Finally, a review for you. This is one of the few novels by Beryl that I hadn’t read.
Bainbridge’s eighteenth and final novel was left unfinished, but her great friend and colleague (and later biographer) Brendan King tidied it up from the notes she gave him. Like all of her later work, it was based on the grain of a true story – that of Senator Robert Kennedy’s murder, and the presence of a mysterious girl in a black and white polka dot dress, (I don’t believe it was ever proven who this apocryphal girl was, they say she may have hypnotised Sirhan Sirhan who fired the shots, but there are plenty of conspiracy theories, natch). It also returned to the autofiction that fuelled her earlier novels, which as her last novel feels particularly apt.
Beryl had a relationship with an American man she called ‘Washington Harold’, they had to separate when his return to the USA came due, but in spring 1968 he was planning to relocate from Washington to San Francisco and bought a camper van, and Beryl was going to come to the USA and do the road trip with him. Beryl kept a journal of her three weeks on the road, during which she recounted the Kennedy assassination, got mighty fed up of Harold in the camper’s cramped interior, and fell for his friend Don instead.
She used most of this in the novel, even calling the male protagonist Washington Harold. The main character is Rose, a young woman who sets off from Kentish Town to travel to Baltimore for a three week holiday with a polka dot dress in her suitcase. Harold, whom she met while he was in England, has sent her a one-way plane ticket. Rose, who is not Beryl, is young, damaged and rather detached from life; Harold is her opposite, twitchy and driven.
But what links this disparate pair? It’s the elusive Dr Wheeler, a man that helped Rose out of an awful childhood, whom she wants to meet with again, her guru. Meanwhile Harold has altogether darker reasons for wanting to catch up with him. The only problem is that Dr Wheeler is now part of Robert Kennedy’s campaign team and they’re on the move across America too, in fact it’ll be LA before they can be in the right place at the right time – and you can guess when and where that is…
As they follow the Kennedy campaign from state to state, sometimes they have to sleep together, but back to back for the most part, in the camper. Sometimes they rent a room in a motel to have a bath, although Rose’s personal hygiene habits can be lacking compared to Harold’s more prissy nature. Other times, they stay with acquaintances and contacts of Harold’s who sometimes have some challenging views – remember it’s 1968 and Martin Luther King Jr was murdered not long before the story started.

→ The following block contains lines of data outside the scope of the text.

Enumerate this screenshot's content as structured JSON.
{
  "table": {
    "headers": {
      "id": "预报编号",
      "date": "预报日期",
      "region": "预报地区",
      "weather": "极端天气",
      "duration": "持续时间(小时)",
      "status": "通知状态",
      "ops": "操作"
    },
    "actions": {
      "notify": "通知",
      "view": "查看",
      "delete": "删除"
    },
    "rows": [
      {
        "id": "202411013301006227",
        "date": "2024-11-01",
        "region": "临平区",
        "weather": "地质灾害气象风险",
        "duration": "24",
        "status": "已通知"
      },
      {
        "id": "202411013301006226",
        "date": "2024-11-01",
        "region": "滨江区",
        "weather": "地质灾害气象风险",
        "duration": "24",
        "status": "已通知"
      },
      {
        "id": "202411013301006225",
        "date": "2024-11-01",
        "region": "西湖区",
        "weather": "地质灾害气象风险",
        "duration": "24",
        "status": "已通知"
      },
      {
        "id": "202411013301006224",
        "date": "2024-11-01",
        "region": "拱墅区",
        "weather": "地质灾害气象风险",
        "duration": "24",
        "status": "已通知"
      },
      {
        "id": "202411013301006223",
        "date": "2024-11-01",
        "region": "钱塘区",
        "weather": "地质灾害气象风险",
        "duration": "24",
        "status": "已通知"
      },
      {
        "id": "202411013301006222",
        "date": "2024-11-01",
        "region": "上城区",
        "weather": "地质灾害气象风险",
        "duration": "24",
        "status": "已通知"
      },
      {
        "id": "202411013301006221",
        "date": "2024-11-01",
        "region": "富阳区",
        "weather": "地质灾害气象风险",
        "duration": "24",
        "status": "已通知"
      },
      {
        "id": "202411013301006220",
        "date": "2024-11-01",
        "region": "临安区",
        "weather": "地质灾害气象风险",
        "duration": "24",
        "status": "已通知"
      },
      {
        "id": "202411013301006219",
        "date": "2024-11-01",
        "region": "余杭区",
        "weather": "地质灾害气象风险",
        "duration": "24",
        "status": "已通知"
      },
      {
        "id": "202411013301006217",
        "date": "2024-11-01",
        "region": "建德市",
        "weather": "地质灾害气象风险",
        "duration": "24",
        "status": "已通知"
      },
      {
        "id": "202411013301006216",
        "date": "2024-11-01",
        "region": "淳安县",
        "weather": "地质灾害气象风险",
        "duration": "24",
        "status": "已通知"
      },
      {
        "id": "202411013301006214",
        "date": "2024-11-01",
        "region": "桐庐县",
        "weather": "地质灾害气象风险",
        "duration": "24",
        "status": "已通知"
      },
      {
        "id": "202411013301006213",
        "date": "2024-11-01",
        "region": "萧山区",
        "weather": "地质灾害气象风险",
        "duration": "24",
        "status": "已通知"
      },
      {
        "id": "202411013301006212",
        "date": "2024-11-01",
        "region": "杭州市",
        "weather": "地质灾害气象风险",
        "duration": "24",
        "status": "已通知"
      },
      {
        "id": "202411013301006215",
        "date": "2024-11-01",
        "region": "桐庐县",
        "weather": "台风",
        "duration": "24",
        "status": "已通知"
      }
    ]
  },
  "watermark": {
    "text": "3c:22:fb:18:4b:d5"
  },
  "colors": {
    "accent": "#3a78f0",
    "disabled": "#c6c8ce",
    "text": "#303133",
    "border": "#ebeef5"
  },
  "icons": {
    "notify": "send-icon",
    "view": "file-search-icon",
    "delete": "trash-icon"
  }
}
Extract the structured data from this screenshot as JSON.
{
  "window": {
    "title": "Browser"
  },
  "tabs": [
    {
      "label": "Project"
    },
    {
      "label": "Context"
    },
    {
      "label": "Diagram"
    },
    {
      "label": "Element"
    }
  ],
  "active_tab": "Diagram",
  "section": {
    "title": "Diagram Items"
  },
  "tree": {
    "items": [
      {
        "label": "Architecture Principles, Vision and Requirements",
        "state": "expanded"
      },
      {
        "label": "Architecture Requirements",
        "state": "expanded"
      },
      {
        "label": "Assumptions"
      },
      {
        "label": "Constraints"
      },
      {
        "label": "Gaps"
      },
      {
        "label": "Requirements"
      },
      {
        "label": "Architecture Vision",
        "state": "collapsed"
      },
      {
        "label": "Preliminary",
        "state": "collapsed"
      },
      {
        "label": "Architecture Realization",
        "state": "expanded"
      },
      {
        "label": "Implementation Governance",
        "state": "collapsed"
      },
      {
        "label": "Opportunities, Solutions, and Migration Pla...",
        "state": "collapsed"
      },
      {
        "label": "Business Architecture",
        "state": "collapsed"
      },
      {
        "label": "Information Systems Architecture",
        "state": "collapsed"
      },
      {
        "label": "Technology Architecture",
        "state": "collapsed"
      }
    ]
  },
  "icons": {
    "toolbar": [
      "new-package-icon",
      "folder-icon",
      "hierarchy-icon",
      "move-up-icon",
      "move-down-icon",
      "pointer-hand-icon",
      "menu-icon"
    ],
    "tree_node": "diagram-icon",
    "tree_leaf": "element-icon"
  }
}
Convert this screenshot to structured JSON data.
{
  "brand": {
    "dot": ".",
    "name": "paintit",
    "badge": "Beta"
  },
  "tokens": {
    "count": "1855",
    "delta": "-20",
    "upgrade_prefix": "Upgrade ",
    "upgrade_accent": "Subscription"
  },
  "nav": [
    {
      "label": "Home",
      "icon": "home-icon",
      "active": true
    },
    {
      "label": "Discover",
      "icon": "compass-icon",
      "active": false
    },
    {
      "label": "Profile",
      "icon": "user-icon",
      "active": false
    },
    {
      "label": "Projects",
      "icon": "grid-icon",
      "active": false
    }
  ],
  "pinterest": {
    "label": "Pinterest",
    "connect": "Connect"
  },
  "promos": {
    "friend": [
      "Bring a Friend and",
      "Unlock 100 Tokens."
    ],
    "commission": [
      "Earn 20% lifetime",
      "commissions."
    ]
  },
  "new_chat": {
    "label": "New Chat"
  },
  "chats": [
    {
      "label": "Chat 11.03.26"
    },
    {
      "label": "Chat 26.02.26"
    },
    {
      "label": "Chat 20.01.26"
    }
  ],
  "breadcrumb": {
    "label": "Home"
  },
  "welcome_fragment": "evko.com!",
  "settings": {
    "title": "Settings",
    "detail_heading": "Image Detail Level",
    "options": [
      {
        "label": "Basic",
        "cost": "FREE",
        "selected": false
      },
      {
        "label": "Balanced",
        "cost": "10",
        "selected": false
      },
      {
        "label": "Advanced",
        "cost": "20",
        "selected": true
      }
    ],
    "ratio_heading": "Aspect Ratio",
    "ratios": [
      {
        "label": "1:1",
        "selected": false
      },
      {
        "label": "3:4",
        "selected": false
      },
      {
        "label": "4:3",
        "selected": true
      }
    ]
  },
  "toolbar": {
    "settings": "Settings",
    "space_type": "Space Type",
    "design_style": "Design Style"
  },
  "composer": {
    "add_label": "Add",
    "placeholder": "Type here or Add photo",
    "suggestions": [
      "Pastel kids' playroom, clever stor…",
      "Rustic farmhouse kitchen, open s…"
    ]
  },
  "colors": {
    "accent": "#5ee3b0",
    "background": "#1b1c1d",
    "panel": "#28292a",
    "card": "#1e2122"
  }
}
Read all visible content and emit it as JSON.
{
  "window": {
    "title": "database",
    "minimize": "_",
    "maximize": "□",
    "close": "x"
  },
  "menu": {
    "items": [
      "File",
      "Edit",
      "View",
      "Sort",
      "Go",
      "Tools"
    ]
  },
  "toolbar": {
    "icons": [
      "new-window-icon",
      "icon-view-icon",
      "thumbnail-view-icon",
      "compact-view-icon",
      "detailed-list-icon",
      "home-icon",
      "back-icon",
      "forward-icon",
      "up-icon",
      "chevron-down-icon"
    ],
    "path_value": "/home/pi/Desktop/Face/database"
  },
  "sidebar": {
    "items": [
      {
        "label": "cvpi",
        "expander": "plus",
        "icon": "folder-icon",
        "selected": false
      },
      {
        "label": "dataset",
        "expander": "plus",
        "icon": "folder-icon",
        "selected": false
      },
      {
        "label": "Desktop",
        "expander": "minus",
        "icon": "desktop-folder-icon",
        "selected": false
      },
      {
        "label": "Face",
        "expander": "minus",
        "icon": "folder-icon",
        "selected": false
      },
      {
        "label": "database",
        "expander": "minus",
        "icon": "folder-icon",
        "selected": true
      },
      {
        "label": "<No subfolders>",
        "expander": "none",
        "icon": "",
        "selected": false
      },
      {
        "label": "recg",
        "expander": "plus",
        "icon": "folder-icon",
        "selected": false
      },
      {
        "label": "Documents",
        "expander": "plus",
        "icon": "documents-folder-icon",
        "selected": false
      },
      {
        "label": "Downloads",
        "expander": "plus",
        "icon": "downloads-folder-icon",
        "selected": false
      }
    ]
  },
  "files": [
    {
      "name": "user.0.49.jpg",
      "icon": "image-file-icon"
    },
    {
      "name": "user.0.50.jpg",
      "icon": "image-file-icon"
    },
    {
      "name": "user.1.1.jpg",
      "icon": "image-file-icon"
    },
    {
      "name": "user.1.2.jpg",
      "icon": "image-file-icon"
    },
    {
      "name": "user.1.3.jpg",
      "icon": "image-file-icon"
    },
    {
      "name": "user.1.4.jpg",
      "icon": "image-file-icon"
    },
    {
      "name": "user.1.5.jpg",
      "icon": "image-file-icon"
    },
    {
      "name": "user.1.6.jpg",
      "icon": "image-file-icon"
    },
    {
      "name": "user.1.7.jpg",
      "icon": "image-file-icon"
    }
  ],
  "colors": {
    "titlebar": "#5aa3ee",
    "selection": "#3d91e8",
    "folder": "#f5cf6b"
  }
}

It’s hard to like either of her protagonists. Harold has murky ulterior motives, Rose is self-centred, often annoying, and generally detached from things that don’t interest her. When she is intrigued by something she lights up, as when she finds a firearm shop, and she compares being able to buy a gun to going to the greengrocer for carrots and turnips. Bainbridge deliberately keeps things rather foggy, we only get hints of both of their previous histories, a little more of Rose’s perhaps – who had had some bad experiences. King has left the ending deliberately murky which is quite thought-provoking in its way. The inclusion of a newspaper cutting from after the assassination at the end of the book detailing one witness’s testimony about the girl just added to my by now racing thoughts about the novel, and I was driven to explore those final events a little. It is, of course, only a ‘what if’ scenario.
The book’s vagueness, which I often don’t get on with (cf: Study for Obedience), was made compelling by the narrative drive (pun intended) of the road trip. Like Wily Coyote who never catches the Roadrunner, we wonder if they ever will catch up with Dr Wheeler, while simultaneously knowing that the novel requires some kind closure in this respect – or does it?
With relief, I ended up rather enjoying it. It has all of Bainbridge’s quirks and wit, comic situations while being very dark underneath, but suffused with that air of distance she often imbued her female protagonists with. I was left with many questions, wishing we’d got to find out more about Dr Wheeler. Above all though, having referred to Brendan King’s thick biography of Beryl, Love by All Sorts of Means, to find out more about Beryl’s road-trip, it has reminded me that I must read it properly!
I read the hardback which just creeps in at under 200 pages of text so it qualifies for #NovNov23 Novellas in November too, (although the paperback is listed at 227 pages).
Source: Own copy. Buy at Blackwell’s via my affiliate link (free UK P&P)